- _PROBLEM STATEMENT_: Where the data below has the string "Paris", return the whole line.
[[ RECORDS SUPPLIED, beginning ]]
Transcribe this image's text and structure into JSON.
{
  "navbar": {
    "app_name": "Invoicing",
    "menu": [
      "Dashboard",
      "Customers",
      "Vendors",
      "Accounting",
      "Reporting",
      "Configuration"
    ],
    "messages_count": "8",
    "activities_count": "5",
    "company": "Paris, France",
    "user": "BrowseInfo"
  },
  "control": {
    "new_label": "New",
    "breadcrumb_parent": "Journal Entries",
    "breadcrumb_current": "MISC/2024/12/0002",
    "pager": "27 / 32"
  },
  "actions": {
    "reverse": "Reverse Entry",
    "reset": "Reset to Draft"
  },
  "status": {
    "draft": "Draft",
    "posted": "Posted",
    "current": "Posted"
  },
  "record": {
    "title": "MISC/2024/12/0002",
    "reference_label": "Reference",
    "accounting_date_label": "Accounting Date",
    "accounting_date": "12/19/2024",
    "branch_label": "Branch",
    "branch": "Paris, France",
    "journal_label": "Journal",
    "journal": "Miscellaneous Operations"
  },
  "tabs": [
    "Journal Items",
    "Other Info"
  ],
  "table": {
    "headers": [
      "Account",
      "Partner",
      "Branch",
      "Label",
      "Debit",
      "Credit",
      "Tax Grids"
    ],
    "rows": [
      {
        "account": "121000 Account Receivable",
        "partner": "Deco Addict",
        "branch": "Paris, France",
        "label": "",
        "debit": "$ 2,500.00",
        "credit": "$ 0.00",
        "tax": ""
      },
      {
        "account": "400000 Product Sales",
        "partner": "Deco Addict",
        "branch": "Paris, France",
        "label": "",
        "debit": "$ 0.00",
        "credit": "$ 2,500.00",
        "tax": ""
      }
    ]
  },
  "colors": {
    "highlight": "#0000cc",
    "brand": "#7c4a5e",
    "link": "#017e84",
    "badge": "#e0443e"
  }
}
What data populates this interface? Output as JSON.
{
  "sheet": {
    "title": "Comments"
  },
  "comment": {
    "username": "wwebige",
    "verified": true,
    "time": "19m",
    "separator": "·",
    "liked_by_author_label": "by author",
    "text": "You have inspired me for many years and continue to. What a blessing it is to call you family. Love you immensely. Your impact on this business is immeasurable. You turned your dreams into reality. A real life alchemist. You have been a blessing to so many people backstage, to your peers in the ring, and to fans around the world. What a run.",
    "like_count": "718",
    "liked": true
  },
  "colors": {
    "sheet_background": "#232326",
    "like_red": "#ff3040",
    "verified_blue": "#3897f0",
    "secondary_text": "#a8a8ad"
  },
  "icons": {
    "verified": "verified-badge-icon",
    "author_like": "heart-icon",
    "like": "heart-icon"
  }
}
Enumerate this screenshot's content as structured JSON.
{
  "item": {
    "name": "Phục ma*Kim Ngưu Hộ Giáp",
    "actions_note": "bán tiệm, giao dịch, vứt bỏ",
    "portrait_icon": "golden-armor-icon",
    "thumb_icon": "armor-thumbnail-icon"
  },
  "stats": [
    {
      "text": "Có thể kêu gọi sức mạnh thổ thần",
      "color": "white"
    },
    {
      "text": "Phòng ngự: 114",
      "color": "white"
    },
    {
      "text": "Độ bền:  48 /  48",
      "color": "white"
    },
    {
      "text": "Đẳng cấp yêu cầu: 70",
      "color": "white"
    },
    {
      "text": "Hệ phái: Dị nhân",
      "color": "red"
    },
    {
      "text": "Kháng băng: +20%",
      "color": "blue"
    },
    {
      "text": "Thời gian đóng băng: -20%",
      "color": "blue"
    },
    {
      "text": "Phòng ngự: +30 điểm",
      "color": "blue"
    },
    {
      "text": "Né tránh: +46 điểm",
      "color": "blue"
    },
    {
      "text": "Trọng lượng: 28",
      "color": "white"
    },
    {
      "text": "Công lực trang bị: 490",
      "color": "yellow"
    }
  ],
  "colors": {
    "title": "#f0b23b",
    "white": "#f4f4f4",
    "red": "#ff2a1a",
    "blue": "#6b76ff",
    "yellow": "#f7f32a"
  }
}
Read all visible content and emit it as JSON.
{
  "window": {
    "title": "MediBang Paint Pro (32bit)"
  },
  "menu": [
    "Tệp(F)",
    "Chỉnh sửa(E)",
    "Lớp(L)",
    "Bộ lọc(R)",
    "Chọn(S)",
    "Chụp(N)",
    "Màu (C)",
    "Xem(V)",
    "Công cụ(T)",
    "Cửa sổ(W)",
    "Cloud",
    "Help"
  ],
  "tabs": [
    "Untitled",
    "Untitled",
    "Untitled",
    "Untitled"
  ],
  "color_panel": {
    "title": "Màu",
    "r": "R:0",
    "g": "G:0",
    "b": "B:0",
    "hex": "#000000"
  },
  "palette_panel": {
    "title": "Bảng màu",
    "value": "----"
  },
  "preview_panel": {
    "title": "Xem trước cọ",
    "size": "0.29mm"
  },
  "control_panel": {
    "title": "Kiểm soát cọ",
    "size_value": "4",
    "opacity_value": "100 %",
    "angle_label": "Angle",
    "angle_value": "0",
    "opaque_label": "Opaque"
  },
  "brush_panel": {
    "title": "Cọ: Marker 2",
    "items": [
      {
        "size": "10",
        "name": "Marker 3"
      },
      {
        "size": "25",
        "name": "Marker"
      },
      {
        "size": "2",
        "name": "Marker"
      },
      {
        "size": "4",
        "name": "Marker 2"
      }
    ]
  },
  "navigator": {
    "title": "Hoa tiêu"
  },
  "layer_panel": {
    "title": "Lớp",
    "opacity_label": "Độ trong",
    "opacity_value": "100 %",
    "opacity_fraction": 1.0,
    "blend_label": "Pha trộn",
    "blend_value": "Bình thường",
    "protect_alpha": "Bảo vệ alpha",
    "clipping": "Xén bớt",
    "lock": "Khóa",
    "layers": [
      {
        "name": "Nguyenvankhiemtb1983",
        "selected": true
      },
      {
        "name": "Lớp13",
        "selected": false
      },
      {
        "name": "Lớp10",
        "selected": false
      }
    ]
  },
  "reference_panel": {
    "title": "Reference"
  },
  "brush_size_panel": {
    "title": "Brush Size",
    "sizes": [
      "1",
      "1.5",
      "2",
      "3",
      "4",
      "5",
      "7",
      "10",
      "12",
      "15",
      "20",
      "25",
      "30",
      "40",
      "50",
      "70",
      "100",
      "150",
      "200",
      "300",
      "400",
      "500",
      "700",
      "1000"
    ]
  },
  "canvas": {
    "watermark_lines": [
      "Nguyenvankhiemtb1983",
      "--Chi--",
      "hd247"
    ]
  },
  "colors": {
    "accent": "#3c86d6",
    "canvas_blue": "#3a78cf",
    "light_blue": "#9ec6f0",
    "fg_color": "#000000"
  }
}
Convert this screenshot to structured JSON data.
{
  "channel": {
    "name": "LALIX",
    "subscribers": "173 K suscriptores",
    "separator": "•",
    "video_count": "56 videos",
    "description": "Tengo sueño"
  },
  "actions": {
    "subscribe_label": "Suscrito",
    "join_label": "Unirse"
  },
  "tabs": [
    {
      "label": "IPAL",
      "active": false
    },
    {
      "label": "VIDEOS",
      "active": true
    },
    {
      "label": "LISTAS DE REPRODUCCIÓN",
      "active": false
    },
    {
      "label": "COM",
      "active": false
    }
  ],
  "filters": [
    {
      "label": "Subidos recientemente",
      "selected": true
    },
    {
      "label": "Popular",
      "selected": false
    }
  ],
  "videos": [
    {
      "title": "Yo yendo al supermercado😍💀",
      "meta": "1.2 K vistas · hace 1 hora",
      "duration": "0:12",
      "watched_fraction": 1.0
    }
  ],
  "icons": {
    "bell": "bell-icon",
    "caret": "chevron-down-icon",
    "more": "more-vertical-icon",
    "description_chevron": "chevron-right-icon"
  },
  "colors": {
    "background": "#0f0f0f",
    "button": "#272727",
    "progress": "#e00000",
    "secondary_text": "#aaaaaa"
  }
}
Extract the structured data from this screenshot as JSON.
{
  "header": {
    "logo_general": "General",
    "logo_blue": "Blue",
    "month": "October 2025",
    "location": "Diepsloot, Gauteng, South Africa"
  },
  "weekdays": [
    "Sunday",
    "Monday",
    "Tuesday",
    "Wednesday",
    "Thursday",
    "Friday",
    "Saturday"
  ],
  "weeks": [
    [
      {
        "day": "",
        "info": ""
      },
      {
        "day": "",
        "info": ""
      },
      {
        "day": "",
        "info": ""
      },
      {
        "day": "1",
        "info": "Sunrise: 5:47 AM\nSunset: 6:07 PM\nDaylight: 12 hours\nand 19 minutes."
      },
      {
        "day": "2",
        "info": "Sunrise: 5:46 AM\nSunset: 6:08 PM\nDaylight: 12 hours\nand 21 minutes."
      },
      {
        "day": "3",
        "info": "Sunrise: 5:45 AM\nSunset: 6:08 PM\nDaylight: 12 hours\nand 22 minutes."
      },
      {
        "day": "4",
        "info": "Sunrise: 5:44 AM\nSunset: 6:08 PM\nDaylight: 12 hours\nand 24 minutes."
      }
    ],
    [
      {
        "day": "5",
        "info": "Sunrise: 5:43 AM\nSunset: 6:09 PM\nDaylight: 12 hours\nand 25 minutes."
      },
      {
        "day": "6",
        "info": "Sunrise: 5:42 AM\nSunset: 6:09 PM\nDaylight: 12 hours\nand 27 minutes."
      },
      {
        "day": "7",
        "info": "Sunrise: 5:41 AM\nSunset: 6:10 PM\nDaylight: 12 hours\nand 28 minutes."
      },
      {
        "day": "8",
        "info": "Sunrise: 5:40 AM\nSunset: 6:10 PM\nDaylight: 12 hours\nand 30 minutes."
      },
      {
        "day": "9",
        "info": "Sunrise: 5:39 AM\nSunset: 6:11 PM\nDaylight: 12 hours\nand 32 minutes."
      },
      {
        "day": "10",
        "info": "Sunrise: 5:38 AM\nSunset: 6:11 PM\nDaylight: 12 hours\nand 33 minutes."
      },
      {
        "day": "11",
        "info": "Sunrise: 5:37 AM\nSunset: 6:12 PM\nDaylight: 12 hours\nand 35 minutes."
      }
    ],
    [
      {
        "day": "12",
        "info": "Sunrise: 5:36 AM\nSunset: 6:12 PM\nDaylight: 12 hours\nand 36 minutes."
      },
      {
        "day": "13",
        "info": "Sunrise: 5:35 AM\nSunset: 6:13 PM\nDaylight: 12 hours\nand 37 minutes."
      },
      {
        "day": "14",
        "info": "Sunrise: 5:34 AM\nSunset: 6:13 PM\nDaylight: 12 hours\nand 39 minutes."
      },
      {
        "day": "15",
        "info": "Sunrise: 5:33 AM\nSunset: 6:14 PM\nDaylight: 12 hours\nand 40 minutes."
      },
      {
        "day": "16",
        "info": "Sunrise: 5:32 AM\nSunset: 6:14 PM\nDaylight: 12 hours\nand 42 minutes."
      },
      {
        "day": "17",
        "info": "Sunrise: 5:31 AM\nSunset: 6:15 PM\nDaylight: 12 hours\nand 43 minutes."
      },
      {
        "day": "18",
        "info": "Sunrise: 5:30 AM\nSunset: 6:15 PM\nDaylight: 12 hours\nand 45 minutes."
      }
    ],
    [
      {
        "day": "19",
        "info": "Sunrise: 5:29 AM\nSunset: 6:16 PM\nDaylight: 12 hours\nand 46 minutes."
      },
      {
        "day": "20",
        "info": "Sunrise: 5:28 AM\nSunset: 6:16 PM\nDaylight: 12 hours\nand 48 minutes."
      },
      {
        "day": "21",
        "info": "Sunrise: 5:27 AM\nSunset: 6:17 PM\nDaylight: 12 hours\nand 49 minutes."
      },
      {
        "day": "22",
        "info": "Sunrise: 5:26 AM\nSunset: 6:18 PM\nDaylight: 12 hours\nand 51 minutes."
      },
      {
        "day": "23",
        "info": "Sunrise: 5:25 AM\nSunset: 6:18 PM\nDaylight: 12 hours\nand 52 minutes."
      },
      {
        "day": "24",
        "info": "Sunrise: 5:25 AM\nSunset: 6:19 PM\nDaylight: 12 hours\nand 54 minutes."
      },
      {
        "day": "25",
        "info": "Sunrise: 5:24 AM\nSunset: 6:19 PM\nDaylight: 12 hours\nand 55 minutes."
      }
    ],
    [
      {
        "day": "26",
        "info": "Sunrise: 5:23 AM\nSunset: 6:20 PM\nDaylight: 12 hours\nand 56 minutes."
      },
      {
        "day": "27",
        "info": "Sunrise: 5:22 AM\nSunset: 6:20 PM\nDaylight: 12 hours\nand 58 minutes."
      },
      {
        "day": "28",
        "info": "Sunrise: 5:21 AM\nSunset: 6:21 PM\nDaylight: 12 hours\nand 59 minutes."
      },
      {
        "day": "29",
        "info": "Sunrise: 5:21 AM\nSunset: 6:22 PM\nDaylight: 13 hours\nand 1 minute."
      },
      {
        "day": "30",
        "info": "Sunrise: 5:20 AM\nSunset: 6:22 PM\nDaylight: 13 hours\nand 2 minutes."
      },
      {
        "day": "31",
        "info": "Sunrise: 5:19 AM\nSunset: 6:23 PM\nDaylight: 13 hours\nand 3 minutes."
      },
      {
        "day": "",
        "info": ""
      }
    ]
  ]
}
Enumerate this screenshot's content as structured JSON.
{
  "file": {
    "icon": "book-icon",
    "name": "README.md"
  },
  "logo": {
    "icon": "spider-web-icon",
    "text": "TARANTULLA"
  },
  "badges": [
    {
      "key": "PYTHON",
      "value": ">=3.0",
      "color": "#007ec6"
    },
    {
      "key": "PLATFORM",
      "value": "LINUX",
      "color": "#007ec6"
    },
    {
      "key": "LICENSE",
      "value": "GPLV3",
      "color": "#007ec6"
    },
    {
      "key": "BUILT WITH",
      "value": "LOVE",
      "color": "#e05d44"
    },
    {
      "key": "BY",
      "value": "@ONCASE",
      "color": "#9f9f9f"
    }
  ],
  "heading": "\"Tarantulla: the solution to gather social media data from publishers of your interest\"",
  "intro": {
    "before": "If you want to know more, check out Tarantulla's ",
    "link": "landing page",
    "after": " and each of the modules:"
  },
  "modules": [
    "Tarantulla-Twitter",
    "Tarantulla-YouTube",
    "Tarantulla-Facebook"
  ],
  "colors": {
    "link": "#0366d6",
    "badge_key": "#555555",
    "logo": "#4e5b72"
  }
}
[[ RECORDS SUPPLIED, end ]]
- _ANSWER BELOW_:
    "company": "Paris, France",
    "branch": "Paris, France",
        "branch": "Paris, France",
        "branch": "Paris, France",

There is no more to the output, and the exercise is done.